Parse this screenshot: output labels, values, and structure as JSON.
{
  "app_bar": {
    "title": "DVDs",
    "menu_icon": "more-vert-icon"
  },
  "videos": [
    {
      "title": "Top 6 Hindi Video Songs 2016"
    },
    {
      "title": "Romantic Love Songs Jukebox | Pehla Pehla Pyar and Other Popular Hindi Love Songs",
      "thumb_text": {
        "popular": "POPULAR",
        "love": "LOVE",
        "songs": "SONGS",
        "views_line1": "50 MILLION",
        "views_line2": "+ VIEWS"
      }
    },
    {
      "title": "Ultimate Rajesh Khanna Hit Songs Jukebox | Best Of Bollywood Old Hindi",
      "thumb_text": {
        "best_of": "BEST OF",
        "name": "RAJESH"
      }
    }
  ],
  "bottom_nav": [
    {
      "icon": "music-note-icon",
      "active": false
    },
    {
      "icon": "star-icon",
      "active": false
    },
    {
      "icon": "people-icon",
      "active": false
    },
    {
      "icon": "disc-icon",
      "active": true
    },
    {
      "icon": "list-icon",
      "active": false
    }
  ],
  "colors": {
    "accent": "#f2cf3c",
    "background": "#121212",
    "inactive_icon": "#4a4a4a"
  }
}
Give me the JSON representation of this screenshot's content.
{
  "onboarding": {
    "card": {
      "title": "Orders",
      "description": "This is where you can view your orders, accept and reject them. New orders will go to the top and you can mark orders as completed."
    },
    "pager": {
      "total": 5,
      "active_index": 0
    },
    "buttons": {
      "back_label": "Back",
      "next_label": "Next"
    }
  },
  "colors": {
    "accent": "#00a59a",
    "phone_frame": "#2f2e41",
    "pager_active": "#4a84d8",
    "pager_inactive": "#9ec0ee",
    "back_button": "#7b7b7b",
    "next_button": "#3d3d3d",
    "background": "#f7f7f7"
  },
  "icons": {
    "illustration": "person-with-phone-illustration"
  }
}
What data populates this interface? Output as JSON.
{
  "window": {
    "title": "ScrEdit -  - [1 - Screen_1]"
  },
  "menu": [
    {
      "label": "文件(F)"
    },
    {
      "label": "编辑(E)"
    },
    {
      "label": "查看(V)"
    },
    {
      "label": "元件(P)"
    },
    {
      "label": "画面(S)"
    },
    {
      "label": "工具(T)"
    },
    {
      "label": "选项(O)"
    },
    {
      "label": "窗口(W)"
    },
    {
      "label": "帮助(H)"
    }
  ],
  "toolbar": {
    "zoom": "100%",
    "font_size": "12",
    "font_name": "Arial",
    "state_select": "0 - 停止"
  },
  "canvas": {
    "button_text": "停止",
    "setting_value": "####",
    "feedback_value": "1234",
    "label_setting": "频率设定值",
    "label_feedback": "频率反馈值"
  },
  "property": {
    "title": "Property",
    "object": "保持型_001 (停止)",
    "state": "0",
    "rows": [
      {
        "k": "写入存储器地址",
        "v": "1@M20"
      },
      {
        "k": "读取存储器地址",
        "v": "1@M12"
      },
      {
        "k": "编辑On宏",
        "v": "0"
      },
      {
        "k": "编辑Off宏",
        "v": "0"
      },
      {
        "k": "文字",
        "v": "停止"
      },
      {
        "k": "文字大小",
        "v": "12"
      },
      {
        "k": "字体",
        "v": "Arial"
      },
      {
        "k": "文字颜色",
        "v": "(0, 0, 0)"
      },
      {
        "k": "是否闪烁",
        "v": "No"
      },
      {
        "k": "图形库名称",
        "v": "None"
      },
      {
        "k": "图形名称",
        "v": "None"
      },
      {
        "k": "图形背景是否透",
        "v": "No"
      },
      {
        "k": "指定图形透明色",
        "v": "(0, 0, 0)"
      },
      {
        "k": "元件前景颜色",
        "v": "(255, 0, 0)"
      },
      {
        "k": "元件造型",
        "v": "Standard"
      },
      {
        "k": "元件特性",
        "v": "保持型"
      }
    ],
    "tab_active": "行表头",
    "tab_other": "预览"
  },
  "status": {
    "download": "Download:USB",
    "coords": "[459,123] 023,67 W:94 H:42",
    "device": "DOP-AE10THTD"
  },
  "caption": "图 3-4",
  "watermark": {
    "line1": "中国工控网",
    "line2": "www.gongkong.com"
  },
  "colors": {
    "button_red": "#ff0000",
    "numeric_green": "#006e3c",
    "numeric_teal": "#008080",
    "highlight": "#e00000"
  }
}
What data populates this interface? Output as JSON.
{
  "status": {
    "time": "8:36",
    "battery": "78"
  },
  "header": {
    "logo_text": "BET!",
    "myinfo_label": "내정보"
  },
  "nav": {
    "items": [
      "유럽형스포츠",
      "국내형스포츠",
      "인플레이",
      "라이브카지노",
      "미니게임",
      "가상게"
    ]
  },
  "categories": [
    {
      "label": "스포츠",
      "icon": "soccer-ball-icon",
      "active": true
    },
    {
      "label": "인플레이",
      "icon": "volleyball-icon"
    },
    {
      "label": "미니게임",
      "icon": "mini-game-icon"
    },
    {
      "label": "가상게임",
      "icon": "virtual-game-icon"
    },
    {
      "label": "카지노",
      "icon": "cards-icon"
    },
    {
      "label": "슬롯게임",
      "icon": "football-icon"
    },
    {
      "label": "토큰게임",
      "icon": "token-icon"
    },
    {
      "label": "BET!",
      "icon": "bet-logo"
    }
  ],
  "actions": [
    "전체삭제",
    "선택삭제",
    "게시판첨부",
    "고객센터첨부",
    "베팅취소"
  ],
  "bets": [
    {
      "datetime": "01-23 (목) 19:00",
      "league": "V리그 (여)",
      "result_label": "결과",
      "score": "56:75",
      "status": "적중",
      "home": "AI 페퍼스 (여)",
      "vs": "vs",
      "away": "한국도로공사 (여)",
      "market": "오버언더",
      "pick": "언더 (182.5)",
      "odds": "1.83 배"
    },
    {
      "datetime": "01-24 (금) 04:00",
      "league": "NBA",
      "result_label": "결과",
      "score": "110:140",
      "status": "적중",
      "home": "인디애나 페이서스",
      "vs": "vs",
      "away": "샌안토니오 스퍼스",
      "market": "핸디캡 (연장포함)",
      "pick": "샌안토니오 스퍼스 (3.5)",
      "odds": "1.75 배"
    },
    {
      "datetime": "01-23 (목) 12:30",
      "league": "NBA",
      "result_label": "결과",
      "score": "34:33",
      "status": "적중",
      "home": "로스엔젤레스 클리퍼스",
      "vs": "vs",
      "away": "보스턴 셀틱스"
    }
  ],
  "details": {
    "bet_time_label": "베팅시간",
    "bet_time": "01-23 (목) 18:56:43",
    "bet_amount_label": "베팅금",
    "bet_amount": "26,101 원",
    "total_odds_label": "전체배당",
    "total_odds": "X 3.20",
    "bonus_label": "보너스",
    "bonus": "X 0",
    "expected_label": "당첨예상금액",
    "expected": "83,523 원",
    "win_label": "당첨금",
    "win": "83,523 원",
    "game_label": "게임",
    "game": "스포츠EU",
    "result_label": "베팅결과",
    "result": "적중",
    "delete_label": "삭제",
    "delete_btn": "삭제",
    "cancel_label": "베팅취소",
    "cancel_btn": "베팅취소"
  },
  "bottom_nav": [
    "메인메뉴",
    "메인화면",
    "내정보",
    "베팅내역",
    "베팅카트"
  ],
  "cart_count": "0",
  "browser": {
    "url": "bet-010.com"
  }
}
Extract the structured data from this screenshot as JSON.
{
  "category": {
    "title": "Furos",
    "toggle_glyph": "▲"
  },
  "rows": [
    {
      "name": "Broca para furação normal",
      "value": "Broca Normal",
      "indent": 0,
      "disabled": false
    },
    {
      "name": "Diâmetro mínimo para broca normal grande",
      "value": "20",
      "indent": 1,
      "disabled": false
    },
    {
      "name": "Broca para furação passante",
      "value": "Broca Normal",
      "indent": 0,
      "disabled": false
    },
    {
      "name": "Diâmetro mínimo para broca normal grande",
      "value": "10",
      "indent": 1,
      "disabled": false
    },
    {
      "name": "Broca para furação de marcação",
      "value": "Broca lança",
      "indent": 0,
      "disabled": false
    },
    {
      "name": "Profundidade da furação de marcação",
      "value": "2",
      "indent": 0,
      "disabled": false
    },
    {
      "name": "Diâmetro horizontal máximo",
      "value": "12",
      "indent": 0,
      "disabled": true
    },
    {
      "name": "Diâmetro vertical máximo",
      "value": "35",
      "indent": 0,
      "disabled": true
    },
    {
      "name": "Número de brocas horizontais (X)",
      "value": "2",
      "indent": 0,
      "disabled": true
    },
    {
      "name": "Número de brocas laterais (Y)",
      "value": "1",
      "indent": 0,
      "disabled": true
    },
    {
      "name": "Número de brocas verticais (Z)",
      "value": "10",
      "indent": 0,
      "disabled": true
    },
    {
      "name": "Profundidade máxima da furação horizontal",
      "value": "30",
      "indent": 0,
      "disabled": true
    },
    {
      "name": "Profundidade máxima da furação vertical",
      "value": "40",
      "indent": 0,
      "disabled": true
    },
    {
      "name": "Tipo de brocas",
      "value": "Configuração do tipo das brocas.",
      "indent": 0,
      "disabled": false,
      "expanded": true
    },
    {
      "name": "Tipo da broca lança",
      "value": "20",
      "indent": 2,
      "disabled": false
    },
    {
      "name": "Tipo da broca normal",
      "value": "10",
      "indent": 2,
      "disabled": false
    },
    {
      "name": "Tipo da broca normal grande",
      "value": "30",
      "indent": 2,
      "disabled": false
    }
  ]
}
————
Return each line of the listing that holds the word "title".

    "title": "DVDs",
      "title": "Top 6 Hindi Video Songs 2016"
      "title": "Romantic Love Songs Jukebox | Pehla Pehla Pyar and Other Popular Hindi Love Songs",
      "title": "Ultimate Rajesh Khanna Hit Songs Jukebox | Best Of Bollywood Old Hindi",
      "title": "Orders",
    "title": "ScrEdit -  - [1 - Screen_1]"
    "title": "Property",
    "title": "Furos",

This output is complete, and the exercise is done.